• _Input_
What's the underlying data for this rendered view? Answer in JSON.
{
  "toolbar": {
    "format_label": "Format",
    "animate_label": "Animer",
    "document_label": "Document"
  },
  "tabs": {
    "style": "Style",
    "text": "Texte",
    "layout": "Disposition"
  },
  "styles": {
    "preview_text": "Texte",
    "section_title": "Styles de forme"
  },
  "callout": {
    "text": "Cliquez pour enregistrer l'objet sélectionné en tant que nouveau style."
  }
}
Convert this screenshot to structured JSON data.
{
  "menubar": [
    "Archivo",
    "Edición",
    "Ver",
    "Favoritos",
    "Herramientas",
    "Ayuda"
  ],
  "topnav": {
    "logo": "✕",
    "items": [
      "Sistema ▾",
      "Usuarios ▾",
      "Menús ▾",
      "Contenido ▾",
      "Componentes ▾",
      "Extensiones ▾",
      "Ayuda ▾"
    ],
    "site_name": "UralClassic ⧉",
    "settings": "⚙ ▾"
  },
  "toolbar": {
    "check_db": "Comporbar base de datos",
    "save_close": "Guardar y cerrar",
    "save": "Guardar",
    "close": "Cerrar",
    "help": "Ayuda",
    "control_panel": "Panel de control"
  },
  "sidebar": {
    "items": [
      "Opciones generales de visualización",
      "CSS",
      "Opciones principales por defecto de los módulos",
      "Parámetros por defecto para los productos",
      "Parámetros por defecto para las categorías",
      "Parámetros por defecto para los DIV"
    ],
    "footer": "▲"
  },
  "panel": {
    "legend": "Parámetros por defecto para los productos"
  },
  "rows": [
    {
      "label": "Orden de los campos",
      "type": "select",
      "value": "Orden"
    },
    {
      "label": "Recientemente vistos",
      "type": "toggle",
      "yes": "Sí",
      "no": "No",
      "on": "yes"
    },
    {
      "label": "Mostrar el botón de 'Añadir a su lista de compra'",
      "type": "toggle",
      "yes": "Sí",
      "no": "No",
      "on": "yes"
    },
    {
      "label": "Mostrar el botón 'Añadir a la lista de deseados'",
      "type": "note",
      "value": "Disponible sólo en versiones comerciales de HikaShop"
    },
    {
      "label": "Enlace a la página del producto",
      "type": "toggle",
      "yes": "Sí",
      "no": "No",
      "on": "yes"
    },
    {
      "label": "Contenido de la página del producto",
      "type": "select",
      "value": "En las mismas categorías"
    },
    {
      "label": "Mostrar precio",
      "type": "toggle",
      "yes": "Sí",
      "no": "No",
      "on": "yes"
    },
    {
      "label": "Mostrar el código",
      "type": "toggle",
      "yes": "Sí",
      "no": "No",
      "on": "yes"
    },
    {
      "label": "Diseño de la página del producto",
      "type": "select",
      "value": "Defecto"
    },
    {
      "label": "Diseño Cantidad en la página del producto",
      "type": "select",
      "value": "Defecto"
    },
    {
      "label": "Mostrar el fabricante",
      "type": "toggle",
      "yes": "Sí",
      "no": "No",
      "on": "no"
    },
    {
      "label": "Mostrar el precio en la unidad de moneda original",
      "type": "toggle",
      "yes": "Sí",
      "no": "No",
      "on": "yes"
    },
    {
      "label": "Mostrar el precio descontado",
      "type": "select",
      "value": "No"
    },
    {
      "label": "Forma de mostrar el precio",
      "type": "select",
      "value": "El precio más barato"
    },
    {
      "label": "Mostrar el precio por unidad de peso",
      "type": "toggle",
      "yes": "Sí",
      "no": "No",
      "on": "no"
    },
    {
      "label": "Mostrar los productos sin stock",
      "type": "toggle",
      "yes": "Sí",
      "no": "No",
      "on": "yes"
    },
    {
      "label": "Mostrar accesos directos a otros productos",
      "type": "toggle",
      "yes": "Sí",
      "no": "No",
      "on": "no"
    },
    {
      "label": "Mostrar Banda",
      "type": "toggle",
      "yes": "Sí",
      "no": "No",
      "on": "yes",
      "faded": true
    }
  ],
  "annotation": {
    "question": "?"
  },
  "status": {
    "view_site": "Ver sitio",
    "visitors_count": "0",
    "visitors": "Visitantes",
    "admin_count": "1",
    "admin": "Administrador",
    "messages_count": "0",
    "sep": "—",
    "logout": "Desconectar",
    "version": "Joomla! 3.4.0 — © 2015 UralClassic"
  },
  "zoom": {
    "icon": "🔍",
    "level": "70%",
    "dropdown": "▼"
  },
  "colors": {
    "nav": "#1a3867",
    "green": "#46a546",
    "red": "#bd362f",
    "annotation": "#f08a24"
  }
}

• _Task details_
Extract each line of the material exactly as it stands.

• _Task result_
What's the underlying data for this rendered view? Answer in JSON.
{
  "toolbar": {
    "format_label": "Format",
    "animate_label": "Animer",
    "document_label": "Document"
  },
  "tabs": {
    "style": "Style",
    "text": "Texte",
    "layout": "Disposition"
  },
  "styles": {
    "preview_text": "Texte",
    "section_title": "Styles de forme"
  },
  "callout": {
    "text": "Cliquez pour enregistrer l'objet sélectionné en tant que nouveau style."
  }
}
Convert this screenshot to structured JSON data.
{
  "menubar": [
    "Archivo",
    "Edición",
    "Ver",
    "Favoritos",
    "Herramientas",
    "Ayuda"
  ],
  "topnav": {
    "logo": "✕",
    "items": [
      "Sistema ▾",
      "Usuarios ▾",
      "Menús ▾",
      "Contenido ▾",
      "Componentes ▾",
      "Extensiones ▾",
      "Ayuda ▾"
    ],
    "site_name": "UralClassic ⧉",
    "settings": "⚙ ▾"
  },
  "toolbar": {
    "check_db": "Comporbar base de datos",
    "save_close": "Guardar y cerrar",
    "save": "Guardar",
    "close": "Cerrar",
    "help": "Ayuda",
    "control_panel": "Panel de control"
  },
  "sidebar": {
    "items": [
      "Opciones generales de visualización",
      "CSS",
      "Opciones principales por defecto de los módulos",
      "Parámetros por defecto para los productos",
      "Parámetros por defecto para las categorías",
      "Parámetros por defecto para los DIV"
    ],
    "footer": "▲"
  },
  "panel": {
    "legend": "Parámetros por defecto para los productos"
  },
  "rows": [
    {
      "label": "Orden de los campos",
      "type": "select",
      "value": "Orden"
    },
    {
      "label": "Recientemente vistos",
      "type": "toggle",
      "yes": "Sí",
      "no": "No",
      "on": "yes"
    },
    {
      "label": "Mostrar el botón de 'Añadir a su lista de compra'",
      "type": "toggle",
      "yes": "Sí",
      "no": "No",
      "on": "yes"
    },
    {
      "label": "Mostrar el botón 'Añadir a la lista de deseados'",
      "type": "note",
      "value": "Disponible sólo en versiones comerciales de HikaShop"
    },
    {
      "label": "Enlace a la página del producto",
      "type": "toggle",
      "yes": "Sí",
      "no": "No",
      "on": "yes"
    },
    {
      "label": "Contenido de la página del producto",
      "type": "select",
      "value": "En las mismas categorías"
    },
    {
      "label": "Mostrar precio",
      "type": "toggle",
      "yes": "Sí",
      "no": "No",
      "on": "yes"
    },
    {
      "label": "Mostrar el código",
      "type": "toggle",
      "yes": "Sí",
      "no": "No",
      "on": "yes"
    },
    {
      "label": "Diseño de la página del producto",
      "type": "select",
      "value": "Defecto"
    },
    {
      "label": "Diseño Cantidad en la página del producto",
      "type": "select",
      "value": "Defecto"
    },
    {
      "label": "Mostrar el fabricante",
      "type": "toggle",
      "yes": "Sí",
      "no": "No",
      "on": "no"
    },
    {
      "label": "Mostrar el precio en la unidad de moneda original",
      "type": "toggle",
      "yes": "Sí",
      "no": "No",
      "on": "yes"
    },
    {
      "label": "Mostrar el precio descontado",
      "type": "select",
      "value": "No"
    },
    {
      "label": "Forma de mostrar el precio",
      "type": "select",
      "value": "El precio más barato"
    },
    {
      "label": "Mostrar el precio por unidad de peso",
      "type": "toggle",
      "yes": "Sí",
      "no": "No",
      "on": "no"
    },
    {
      "label": "Mostrar los productos sin stock",
      "type": "toggle",
      "yes": "Sí",
      "no": "No",
      "on": "yes"
    },
    {
      "label": "Mostrar accesos directos a otros productos",
      "type": "toggle",
      "yes": "Sí",
      "no": "No",
      "on": "no"
    },
    {
      "label": "Mostrar Banda",
      "type": "toggle",
      "yes": "Sí",
      "no": "No",
      "on": "yes",
      "faded": true
    }
  ],
  "annotation": {
    "question": "?"
  },
  "status": {
    "view_site": "Ver sitio",
    "visitors_count": "0",
    "visitors": "Visitantes",
    "admin_count": "1",
    "admin": "Administrador",
    "messages_count": "0",
    "sep": "—",
    "logout": "Desconectar",
    "version": "Joomla! 3.4.0 — © 2015 UralClassic"
  },
  "zoom": {
    "icon": "🔍",
    "level": "70%",
    "dropdown": "▼"
  },
  "colors": {
    "nav": "#1a3867",
    "green": "#46a546",
    "red": "#bd362f",
    "annotation": "#f08a24"
  }
}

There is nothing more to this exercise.